** Source records follows **

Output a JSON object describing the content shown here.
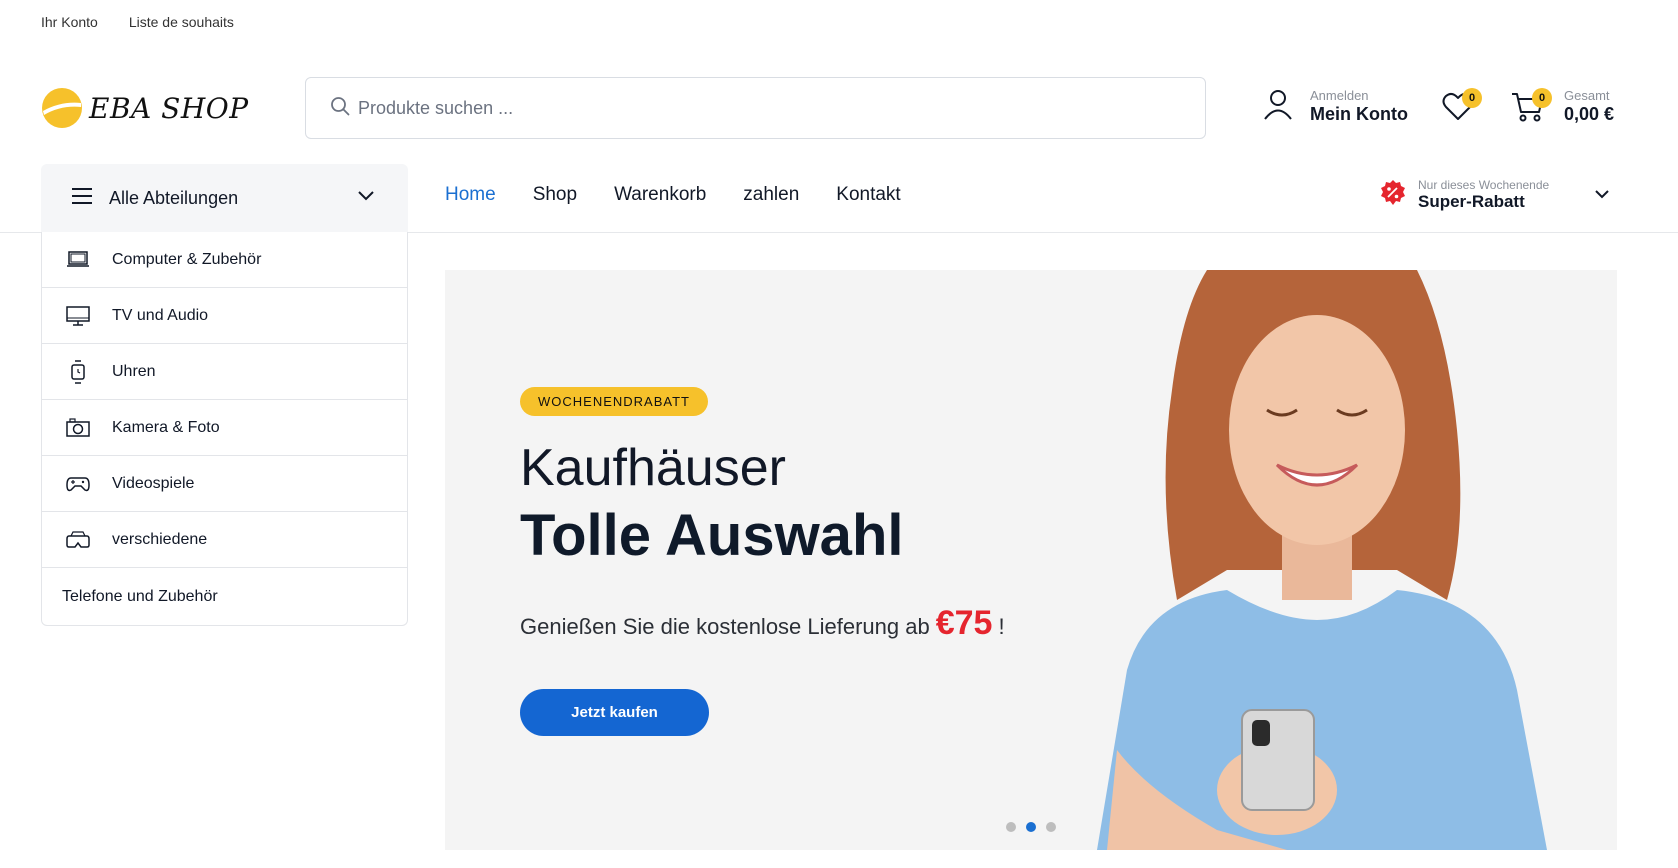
{
  "topbar": {
    "links": [
      "Ihr Konto",
      "Liste de souhaits"
    ]
  },
  "logo": {
    "brand_text": "EBA SHOP",
    "accent_color": "#f6c12b"
  },
  "search": {
    "placeholder": "Produkte suchen ...",
    "icon": "search-icon"
  },
  "account": {
    "small": "Anmelden",
    "big": "Mein Konto",
    "icon": "user-icon"
  },
  "wishlist": {
    "count": "0",
    "icon": "heart-icon"
  },
  "cart": {
    "count": "0",
    "small": "Gesamt",
    "total": "0,00 €",
    "icon": "cart-icon"
  },
  "departments": {
    "label": "Alle Abteilungen",
    "items": [
      {
        "label": "Computer & Zubehör",
        "icon": "laptop-icon"
      },
      {
        "label": "TV und Audio",
        "icon": "monitor-icon"
      },
      {
        "label": "Uhren",
        "icon": "watch-icon"
      },
      {
        "label": "Kamera & Foto",
        "icon": "camera-icon"
      },
      {
        "label": "Videospiele",
        "icon": "gamepad-icon"
      },
      {
        "label": "verschiedene",
        "icon": "vr-headset-icon"
      },
      {
        "label": "Telefone und Zubehör",
        "icon": ""
      }
    ]
  },
  "mainnav": {
    "items": [
      "Home",
      "Shop",
      "Warenkorb",
      "zahlen",
      "Kontakt"
    ],
    "active": "Home"
  },
  "promo": {
    "small": "Nur dieses Wochenende",
    "big": "Super-Rabatt",
    "icon": "discount-badge-icon"
  },
  "hero": {
    "tag": "WOCHENENDRABATT",
    "title_line1": "Kaufhäuser",
    "title_line2": "Tolle Auswahl",
    "subtitle": "Genießen Sie die kostenlose Lieferung ab",
    "price": "€75",
    "subtitle_end": "!",
    "button": "Jetzt kaufen",
    "slides": 3,
    "active_slide": 2
  },
  "colors": {
    "primary": "#1466d2",
    "accent": "#f6c12b",
    "price_red": "#e5252e"
  }
}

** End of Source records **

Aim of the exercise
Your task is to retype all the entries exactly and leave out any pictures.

Expected answer
Output a JSON object describing the content shown here.
{
  "topbar": {
    "links": [
      "Ihr Konto",
      "Liste de souhaits"
    ]
  },
  "logo": {
    "brand_text": "EBA SHOP",
    "accent_color": "#f6c12b"
  },
  "search": {
    "placeholder": "Produkte suchen ...",
    "icon": "search-icon"
  },
  "account": {
    "small": "Anmelden",
    "big": "Mein Konto",
    "icon": "user-icon"
  },
  "wishlist": {
    "count": "0",
    "icon": "heart-icon"
  },
  "cart": {
    "count": "0",
    "small": "Gesamt",
    "total": "0,00 €",
    "icon": "cart-icon"
  },
  "departments": {
    "label": "Alle Abteilungen",
    "items": [
      {
        "label": "Computer & Zubehör",
        "icon": "laptop-icon"
      },
      {
        "label": "TV und Audio",
        "icon": "monitor-icon"
      },
      {
        "label": "Uhren",
        "icon": "watch-icon"
      },
      {
        "label": "Kamera & Foto",
        "icon": "camera-icon"
      },
      {
        "label": "Videospiele",
        "icon": "gamepad-icon"
      },
      {
        "label": "verschiedene",
        "icon": "vr-headset-icon"
      },
      {
        "label": "Telefone und Zubehör",
        "icon": ""
      }
    ]
  },
  "mainnav": {
    "items": [
      "Home",
      "Shop",
      "Warenkorb",
      "zahlen",
      "Kontakt"
    ],
    "active": "Home"
  },
  "promo": {
    "small": "Nur dieses Wochenende",
    "big": "Super-Rabatt",
    "icon": "discount-badge-icon"
  },
  "hero": {
    "tag": "WOCHENENDRABATT",
    "title_line1": "Kaufhäuser",
    "title_line2": "Tolle Auswahl",
    "subtitle": "Genießen Sie die kostenlose Lieferung ab",
    "price": "€75",
    "subtitle_end": "!",
    "button": "Jetzt kaufen",
    "slides": 3,
    "active_slide": 2
  },
  "colors": {
    "primary": "#1466d2",
    "accent": "#f6c12b",
    "price_red": "#e5252e"
  }
}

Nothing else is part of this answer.